What to do :: Where a line in the data below includes the word "title", count it. State the total and nothing more.

[Website and app data records]
[Start of Attachment]
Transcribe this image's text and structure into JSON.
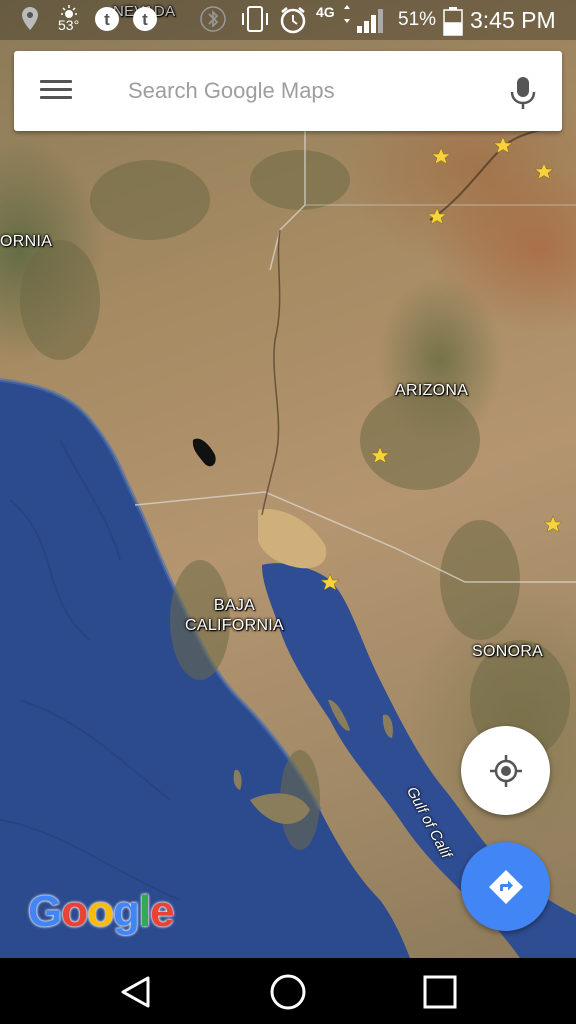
{
  "status_bar": {
    "icons": [
      "location-pin-icon",
      "weather-sun-icon",
      "tumblr-icon",
      "tumblr-icon",
      "bluetooth-icon",
      "vibrate-icon",
      "alarm-icon",
      "network-4g-icon",
      "signal-icon",
      "battery-icon"
    ],
    "temperature": "53°",
    "network_type": "4G",
    "battery_percent": "51%",
    "battery_level": 0.51,
    "time": "3:45 PM"
  },
  "search": {
    "placeholder": "Search Google Maps",
    "value": "",
    "menu_icon": "hamburger-menu-icon",
    "mic_icon": "microphone-icon"
  },
  "map": {
    "labels": {
      "nevada": "NEVADA",
      "california": "ORNIA",
      "arizona": "ARIZONA",
      "baja_california": "BAJA\nCALIFORNIA",
      "sonora": "SONORA",
      "gulf": "Gulf of Calif"
    },
    "marker_icon": "star-marker-icon",
    "colors": {
      "ocean": "#2d4a8f",
      "land": "#a88c65",
      "marker": "#f6d23b"
    }
  },
  "buttons": {
    "my_location_icon": "my-location-icon",
    "directions_icon": "directions-icon",
    "directions_color": "#4285f4"
  },
  "logo": {
    "text": "Google",
    "colors": [
      "#4285f4",
      "#ea4335",
      "#fbbc05",
      "#4285f4",
      "#34a853",
      "#ea4335"
    ]
  },
  "nav_bar": {
    "icons": [
      "back-triangle-icon",
      "home-circle-icon",
      "recents-square-icon"
    ]
  }
}
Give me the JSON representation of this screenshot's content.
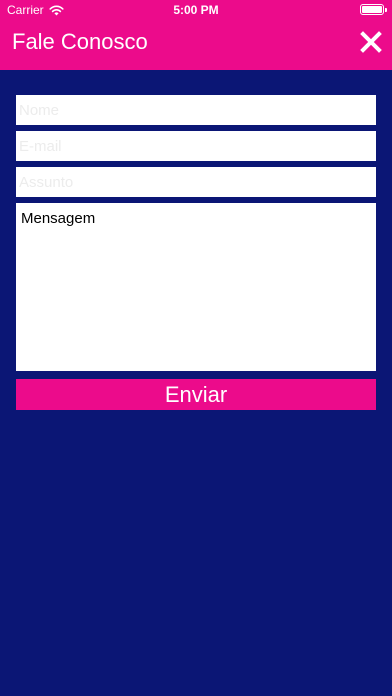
{
  "status_bar": {
    "carrier": "Carrier",
    "time": "5:00 PM",
    "battery_level": 1.0
  },
  "header": {
    "title": "Fale Conosco"
  },
  "form": {
    "name_placeholder": "Nome",
    "email_placeholder": "E-mail",
    "subject_placeholder": "Assunto",
    "message_text": "Mensagem",
    "submit_label": "Enviar"
  },
  "colors": {
    "brand_pink": "#ec0b8b",
    "background_navy": "#0b1675"
  }
}
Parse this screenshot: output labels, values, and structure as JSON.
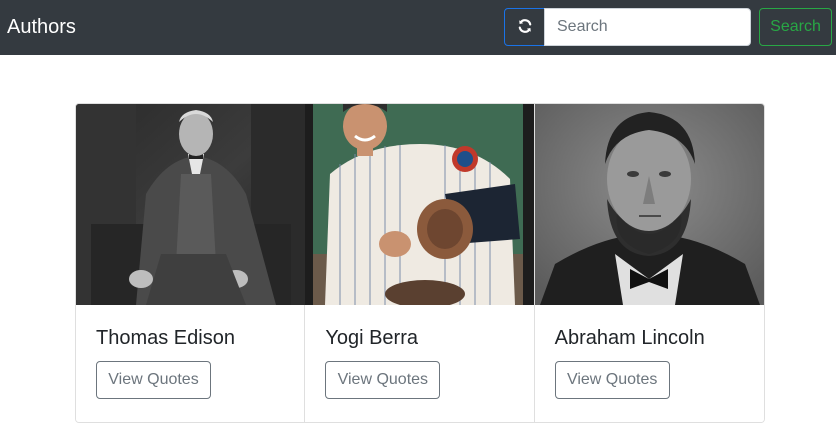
{
  "navbar": {
    "brand": "Authors",
    "refresh_icon": "refresh-icon",
    "search_placeholder": "Search",
    "search_value": "",
    "search_button": "Search",
    "colors": {
      "bg": "#343a40",
      "refresh_border": "#1a73e8",
      "search_green": "#28a745"
    }
  },
  "authors": [
    {
      "name": "Thomas Edison",
      "button": "View Quotes",
      "photo": "thomas-edison-photo"
    },
    {
      "name": "Yogi Berra",
      "button": "View Quotes",
      "photo": "yogi-berra-photo"
    },
    {
      "name": "Abraham Lincoln",
      "button": "View Quotes",
      "photo": "abraham-lincoln-photo"
    }
  ]
}
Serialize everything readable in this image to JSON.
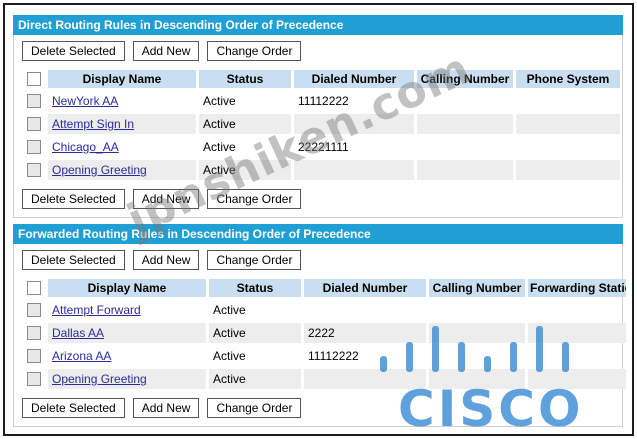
{
  "buttons": {
    "delete_selected": "Delete Selected",
    "add_new": "Add New",
    "change_order": "Change Order"
  },
  "direct": {
    "title": "Direct Routing Rules in Descending Order of Precedence",
    "columns": [
      "Display Name",
      "Status",
      "Dialed Number",
      "Calling Number",
      "Phone System"
    ],
    "rows": [
      {
        "name": "NewYork AA",
        "status": "Active",
        "dialed": "11112222",
        "calling": "",
        "system": ""
      },
      {
        "name": "Attempt Sign In",
        "status": "Active",
        "dialed": "",
        "calling": "",
        "system": ""
      },
      {
        "name": "Chicago_AA",
        "status": "Active",
        "dialed": "22221111",
        "calling": "",
        "system": ""
      },
      {
        "name": "Opening Greeting",
        "status": "Active",
        "dialed": "",
        "calling": "",
        "system": ""
      }
    ]
  },
  "forwarded": {
    "title": "Forwarded Routing Rules in Descending Order of Precedence",
    "columns": [
      "Display Name",
      "Status",
      "Dialed Number",
      "Calling Number",
      "Forwarding Station"
    ],
    "rows": [
      {
        "name": "Attempt Forward",
        "status": "Active",
        "dialed": "",
        "calling": "",
        "station": ""
      },
      {
        "name": "Dallas AA",
        "status": "Active",
        "dialed": "2222",
        "calling": "",
        "station": ""
      },
      {
        "name": "Arizona AA",
        "status": "Active",
        "dialed": "11112222",
        "calling": "",
        "station": ""
      },
      {
        "name": "Opening Greeting",
        "status": "Active",
        "dialed": "",
        "calling": "",
        "station": ""
      }
    ]
  },
  "watermark": "jpnshiken.com",
  "logo": {
    "text": "CISCO",
    "color": "#2882d2"
  }
}
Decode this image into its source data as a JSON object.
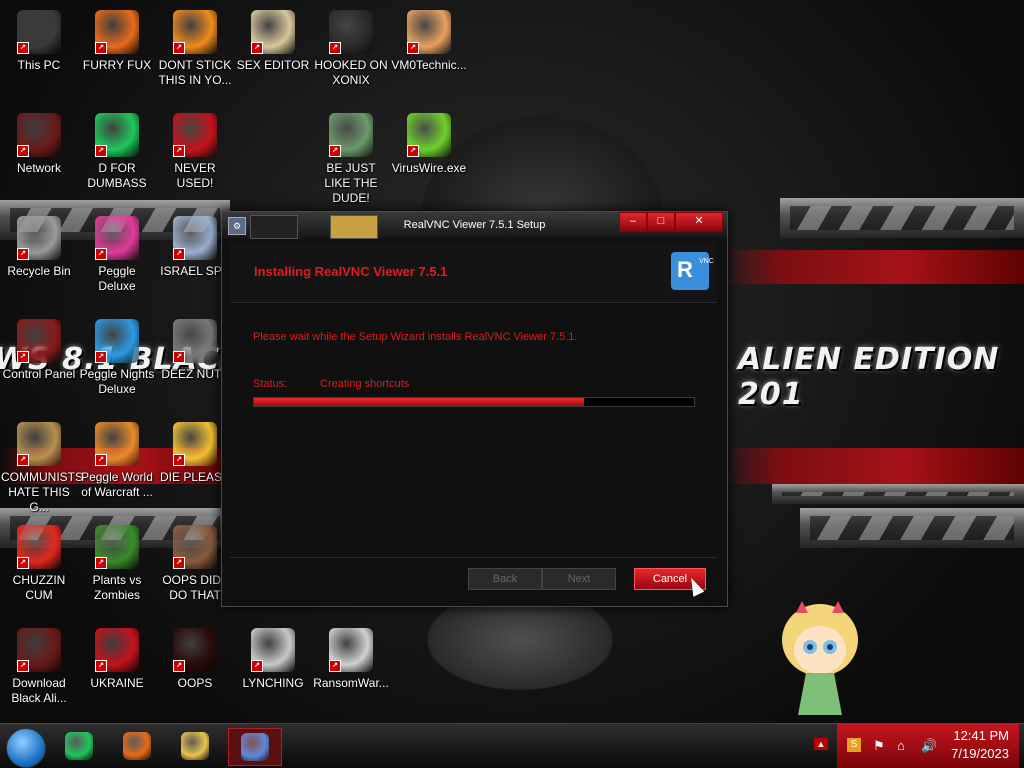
{
  "desktop": {
    "banner_left": "WS 8.1 BLACK",
    "banner_right": "ALIEN EDITION 201",
    "icons": [
      {
        "label": "This PC",
        "icon": "computer-icon",
        "color": "#3a3a3a"
      },
      {
        "label": "FURRY FUX",
        "icon": "firefox-icon",
        "color": "#e86b1a"
      },
      {
        "label": "DONT STICK THIS IN YO...",
        "icon": "vlc-cone-icon",
        "color": "#f08a1c"
      },
      {
        "label": "SEX EDITOR",
        "icon": "hxd-icon",
        "color": "#d8c79b"
      },
      {
        "label": "HOOKED ON XONIX",
        "icon": "xonix-game-icon",
        "color": "#2a2a2a"
      },
      {
        "label": "VM0Technic...",
        "icon": "doctor-avatar-icon",
        "color": "#e8a060"
      },
      {
        "label": "Network",
        "icon": "alien-network-icon",
        "color": "#6a1a1a"
      },
      {
        "label": "D FOR DUMBASS",
        "icon": "spotify-like-icon",
        "color": "#1ec75a"
      },
      {
        "label": "NEVER USED!",
        "icon": "devcpp-icon",
        "color": "#c4121a"
      },
      {
        "label": "BE JUST LIKE THE DUDE!",
        "icon": "gnome-dude-icon",
        "color": "#6a9a6a"
      },
      {
        "label": "VirusWire.exe",
        "icon": "limewire-icon",
        "color": "#6ed02a"
      },
      {
        "label": "Recycle Bin",
        "icon": "recycle-bin-icon",
        "color": "#9a9a9a"
      },
      {
        "label": "Peggle Deluxe",
        "icon": "peggle-icon",
        "color": "#e23a9a"
      },
      {
        "label": "ISRAEL SPY",
        "icon": "network-pc-icon",
        "color": "#9ab0d0"
      },
      {
        "label": "Control Panel",
        "icon": "control-panel-icon",
        "color": "#8a1a1a"
      },
      {
        "label": "Peggle Nights Deluxe",
        "icon": "peggle-nights-icon",
        "color": "#2a9ae2"
      },
      {
        "label": "DEEZ NUTZ",
        "icon": "copy-pages-icon",
        "color": "#7a7a7a"
      },
      {
        "label": "COMMUNISTS HATE THIS G...",
        "icon": "money-bag-icon",
        "color": "#b89050"
      },
      {
        "label": "Peggle World of Warcraft ...",
        "icon": "peggle-wow-icon",
        "color": "#e88a2a"
      },
      {
        "label": "DIE PLEASE",
        "icon": "de-logo-icon",
        "color": "#f2c233"
      },
      {
        "label": "CHUZZIN CUM",
        "icon": "chuzzle-icon",
        "color": "#e2281e"
      },
      {
        "label": "Plants vs Zombies",
        "icon": "flower-icon",
        "color": "#3a8a2a"
      },
      {
        "label": "OOPS DID I DO THAT",
        "icon": "portrait-icon",
        "color": "#8a5a3a"
      },
      {
        "label": "Download Black Ali...",
        "icon": "alien-download-icon",
        "color": "#6a1a1a"
      },
      {
        "label": "UKRAINE",
        "icon": "radiation-icon",
        "color": "#c4121a"
      },
      {
        "label": "OOPS",
        "icon": "oops-app-icon",
        "color": "#2a0a0a"
      },
      {
        "label": "LYNCHING",
        "icon": "network-tree-icon",
        "color": "#c8c8c8"
      },
      {
        "label": "RansomWar...",
        "icon": "skull-icon",
        "color": "#d0d0d0"
      }
    ]
  },
  "dialog": {
    "title": "RealVNC Viewer 7.5.1 Setup",
    "heading": "Installing RealVNC Viewer 7.5.1",
    "logo_text": "R",
    "logo_sub": "VNC",
    "message": "Please wait while the Setup Wizard installs RealVNC Viewer 7.5.1.",
    "status_label": "Status:",
    "status_value": "Creating shortcuts",
    "progress": 0.75,
    "buttons": {
      "back": "Back",
      "next": "Next",
      "cancel": "Cancel"
    },
    "window_controls": {
      "minimize": "–",
      "maximize": "□",
      "close": "✕"
    }
  },
  "taskbar": {
    "apps": [
      {
        "name": "spotify-app",
        "icon": "spotify-like-icon",
        "color": "#1ec75a"
      },
      {
        "name": "firefox-app",
        "icon": "firefox-icon",
        "color": "#e86b1a"
      },
      {
        "name": "file-explorer-app",
        "icon": "folder-icon",
        "color": "#e8c24a"
      },
      {
        "name": "setup-app",
        "icon": "installer-icon",
        "color": "#5c8adb"
      }
    ],
    "time": "12:41 PM",
    "date": "7/19/2023"
  },
  "accent": "#e01b1b"
}
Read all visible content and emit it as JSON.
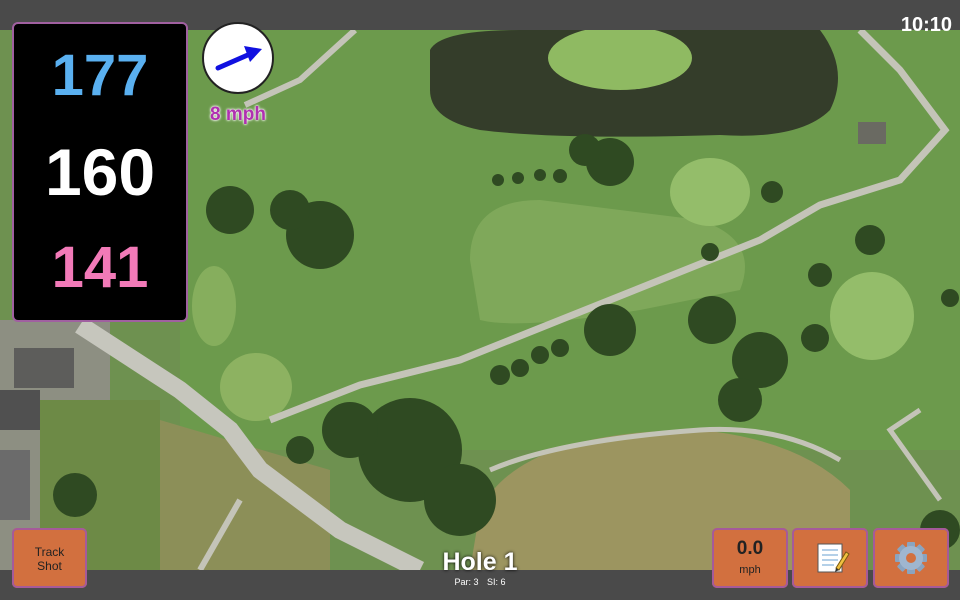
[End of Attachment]
Exercise answer :: 4